- **Task requirements**:
Show each line of the listing in which the word "react" occurs.

- **Material supplied**:

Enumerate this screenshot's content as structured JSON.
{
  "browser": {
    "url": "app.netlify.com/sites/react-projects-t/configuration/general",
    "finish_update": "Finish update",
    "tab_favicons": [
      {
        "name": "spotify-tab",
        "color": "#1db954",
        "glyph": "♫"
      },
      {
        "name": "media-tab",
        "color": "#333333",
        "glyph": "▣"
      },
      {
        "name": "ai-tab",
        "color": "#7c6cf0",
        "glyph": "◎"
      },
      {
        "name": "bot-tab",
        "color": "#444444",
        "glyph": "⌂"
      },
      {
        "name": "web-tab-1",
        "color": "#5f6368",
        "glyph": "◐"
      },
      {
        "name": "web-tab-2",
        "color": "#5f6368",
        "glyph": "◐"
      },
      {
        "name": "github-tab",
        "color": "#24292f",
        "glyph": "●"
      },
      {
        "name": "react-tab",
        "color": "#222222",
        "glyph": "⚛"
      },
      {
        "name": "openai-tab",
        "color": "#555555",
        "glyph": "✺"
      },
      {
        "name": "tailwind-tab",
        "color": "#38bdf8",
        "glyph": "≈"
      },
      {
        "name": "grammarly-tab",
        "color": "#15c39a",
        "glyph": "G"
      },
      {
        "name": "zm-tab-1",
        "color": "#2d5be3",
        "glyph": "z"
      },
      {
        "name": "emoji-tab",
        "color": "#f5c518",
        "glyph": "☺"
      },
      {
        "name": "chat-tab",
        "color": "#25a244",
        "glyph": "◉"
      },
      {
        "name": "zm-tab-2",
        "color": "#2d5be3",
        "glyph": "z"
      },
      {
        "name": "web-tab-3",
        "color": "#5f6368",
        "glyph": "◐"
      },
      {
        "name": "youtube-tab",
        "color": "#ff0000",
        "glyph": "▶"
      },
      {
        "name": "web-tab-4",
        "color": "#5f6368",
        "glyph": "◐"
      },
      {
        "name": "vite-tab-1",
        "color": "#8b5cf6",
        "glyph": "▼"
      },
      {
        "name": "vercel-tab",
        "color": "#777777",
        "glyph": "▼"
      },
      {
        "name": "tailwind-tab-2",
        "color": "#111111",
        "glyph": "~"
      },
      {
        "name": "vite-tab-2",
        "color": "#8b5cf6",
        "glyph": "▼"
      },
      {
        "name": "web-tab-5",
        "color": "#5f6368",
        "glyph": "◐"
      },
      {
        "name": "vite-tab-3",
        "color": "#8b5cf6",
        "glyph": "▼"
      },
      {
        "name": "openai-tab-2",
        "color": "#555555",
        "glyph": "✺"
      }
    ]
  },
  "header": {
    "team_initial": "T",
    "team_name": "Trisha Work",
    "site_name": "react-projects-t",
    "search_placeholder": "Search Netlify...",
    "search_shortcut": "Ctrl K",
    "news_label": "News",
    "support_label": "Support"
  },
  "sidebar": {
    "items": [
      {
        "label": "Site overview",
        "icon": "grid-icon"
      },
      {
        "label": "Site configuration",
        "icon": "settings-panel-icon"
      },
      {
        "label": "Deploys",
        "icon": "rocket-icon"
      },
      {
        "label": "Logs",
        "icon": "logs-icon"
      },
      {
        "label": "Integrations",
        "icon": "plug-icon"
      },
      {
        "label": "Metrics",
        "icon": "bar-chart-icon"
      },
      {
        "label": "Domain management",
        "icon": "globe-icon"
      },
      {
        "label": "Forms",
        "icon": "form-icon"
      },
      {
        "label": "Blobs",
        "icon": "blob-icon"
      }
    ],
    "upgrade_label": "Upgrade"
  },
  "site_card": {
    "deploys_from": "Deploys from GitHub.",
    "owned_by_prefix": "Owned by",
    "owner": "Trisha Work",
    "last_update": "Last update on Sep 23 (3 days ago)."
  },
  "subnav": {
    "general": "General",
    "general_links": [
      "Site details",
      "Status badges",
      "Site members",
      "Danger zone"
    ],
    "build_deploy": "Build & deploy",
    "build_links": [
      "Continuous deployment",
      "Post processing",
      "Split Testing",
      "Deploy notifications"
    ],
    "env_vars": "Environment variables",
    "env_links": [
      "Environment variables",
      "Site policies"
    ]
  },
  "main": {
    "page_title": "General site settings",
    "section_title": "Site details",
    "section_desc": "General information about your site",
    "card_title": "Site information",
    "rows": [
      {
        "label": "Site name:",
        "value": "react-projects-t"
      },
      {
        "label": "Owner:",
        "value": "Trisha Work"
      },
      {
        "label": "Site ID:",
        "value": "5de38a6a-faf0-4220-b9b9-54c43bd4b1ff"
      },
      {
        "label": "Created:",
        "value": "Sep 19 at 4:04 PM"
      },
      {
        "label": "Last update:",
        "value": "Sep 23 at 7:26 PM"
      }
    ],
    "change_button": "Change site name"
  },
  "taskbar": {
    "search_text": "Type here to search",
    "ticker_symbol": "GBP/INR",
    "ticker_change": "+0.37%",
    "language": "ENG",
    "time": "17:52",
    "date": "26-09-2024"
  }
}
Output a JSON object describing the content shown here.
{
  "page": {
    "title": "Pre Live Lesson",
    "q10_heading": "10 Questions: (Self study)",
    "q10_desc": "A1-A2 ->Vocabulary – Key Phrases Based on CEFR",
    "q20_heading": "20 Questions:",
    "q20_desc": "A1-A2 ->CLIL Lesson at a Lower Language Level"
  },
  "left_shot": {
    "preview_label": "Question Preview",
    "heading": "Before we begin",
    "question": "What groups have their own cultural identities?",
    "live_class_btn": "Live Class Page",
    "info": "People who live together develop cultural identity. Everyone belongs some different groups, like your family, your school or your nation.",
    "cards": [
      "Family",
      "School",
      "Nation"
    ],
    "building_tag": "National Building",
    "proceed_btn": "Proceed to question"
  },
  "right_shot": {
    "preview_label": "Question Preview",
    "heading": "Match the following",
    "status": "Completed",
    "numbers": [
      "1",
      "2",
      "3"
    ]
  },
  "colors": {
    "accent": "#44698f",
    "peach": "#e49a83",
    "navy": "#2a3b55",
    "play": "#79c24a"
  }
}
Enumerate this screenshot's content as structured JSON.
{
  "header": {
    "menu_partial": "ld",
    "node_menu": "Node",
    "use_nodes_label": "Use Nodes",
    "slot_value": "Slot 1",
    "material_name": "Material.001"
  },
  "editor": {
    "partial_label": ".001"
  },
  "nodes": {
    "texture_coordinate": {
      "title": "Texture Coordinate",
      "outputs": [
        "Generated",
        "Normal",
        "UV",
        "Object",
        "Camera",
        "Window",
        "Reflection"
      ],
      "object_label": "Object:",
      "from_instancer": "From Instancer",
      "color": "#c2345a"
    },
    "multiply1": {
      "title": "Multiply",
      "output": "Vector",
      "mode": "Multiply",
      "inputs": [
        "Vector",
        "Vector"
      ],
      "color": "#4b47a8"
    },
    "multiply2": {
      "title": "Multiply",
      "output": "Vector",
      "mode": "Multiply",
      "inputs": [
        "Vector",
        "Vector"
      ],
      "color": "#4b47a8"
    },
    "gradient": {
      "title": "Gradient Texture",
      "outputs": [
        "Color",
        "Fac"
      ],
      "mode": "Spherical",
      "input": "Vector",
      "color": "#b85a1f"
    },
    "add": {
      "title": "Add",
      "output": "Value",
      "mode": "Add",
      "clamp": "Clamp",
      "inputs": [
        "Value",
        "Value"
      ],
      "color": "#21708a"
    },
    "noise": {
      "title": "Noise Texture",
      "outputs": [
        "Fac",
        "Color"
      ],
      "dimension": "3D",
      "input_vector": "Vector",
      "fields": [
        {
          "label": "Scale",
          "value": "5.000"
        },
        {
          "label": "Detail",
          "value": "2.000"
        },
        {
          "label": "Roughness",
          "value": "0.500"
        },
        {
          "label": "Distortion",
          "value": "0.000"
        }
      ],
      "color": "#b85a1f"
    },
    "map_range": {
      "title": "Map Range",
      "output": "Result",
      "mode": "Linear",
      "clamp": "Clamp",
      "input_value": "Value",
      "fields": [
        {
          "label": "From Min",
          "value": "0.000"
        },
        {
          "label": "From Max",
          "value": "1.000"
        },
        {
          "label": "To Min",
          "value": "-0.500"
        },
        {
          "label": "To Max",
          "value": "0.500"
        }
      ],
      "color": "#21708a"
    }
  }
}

- **Answer section**:
    "url": "app.netlify.com/sites/react-projects-t/configuration/general",
        "name": "react-tab",
    "site_name": "react-projects-t",
        "value": "react-projects-t"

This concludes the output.